§ WORK INSTRUCTIONS
Reprint the entries without altering anything.

== == ==

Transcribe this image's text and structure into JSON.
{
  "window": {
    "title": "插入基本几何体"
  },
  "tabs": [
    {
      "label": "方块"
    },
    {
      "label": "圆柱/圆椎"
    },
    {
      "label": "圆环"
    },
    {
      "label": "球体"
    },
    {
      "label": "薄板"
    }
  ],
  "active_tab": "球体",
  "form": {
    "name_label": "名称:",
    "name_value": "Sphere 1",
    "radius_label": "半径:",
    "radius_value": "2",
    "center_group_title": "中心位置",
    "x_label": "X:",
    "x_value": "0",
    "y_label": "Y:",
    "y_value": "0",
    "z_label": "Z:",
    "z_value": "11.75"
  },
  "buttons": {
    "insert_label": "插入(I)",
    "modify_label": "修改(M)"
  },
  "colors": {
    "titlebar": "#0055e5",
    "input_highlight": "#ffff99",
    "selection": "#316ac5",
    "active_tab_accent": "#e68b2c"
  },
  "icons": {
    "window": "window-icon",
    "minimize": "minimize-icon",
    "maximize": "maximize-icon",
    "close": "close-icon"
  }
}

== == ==

§ WRITTEN SOLUTION
Transcribe this image's text and structure into JSON.
{
  "window": {
    "title": "插入基本几何体"
  },
  "tabs": [
    {
      "label": "方块"
    },
    {
      "label": "圆柱/圆椎"
    },
    {
      "label": "圆环"
    },
    {
      "label": "球体"
    },
    {
      "label": "薄板"
    }
  ],
  "active_tab": "球体",
  "form": {
    "name_label": "名称:",
    "name_value": "Sphere 1",
    "radius_label": "半径:",
    "radius_value": "2",
    "center_group_title": "中心位置",
    "x_label": "X:",
    "x_value": "0",
    "y_label": "Y:",
    "y_value": "0",
    "z_label": "Z:",
    "z_value": "11.75"
  },
  "buttons": {
    "insert_label": "插入(I)",
    "modify_label": "修改(M)"
  },
  "colors": {
    "titlebar": "#0055e5",
    "input_highlight": "#ffff99",
    "selection": "#316ac5",
    "active_tab_accent": "#e68b2c"
  },
  "icons": {
    "window": "window-icon",
    "minimize": "minimize-icon",
    "maximize": "maximize-icon",
    "close": "close-icon"
  }
}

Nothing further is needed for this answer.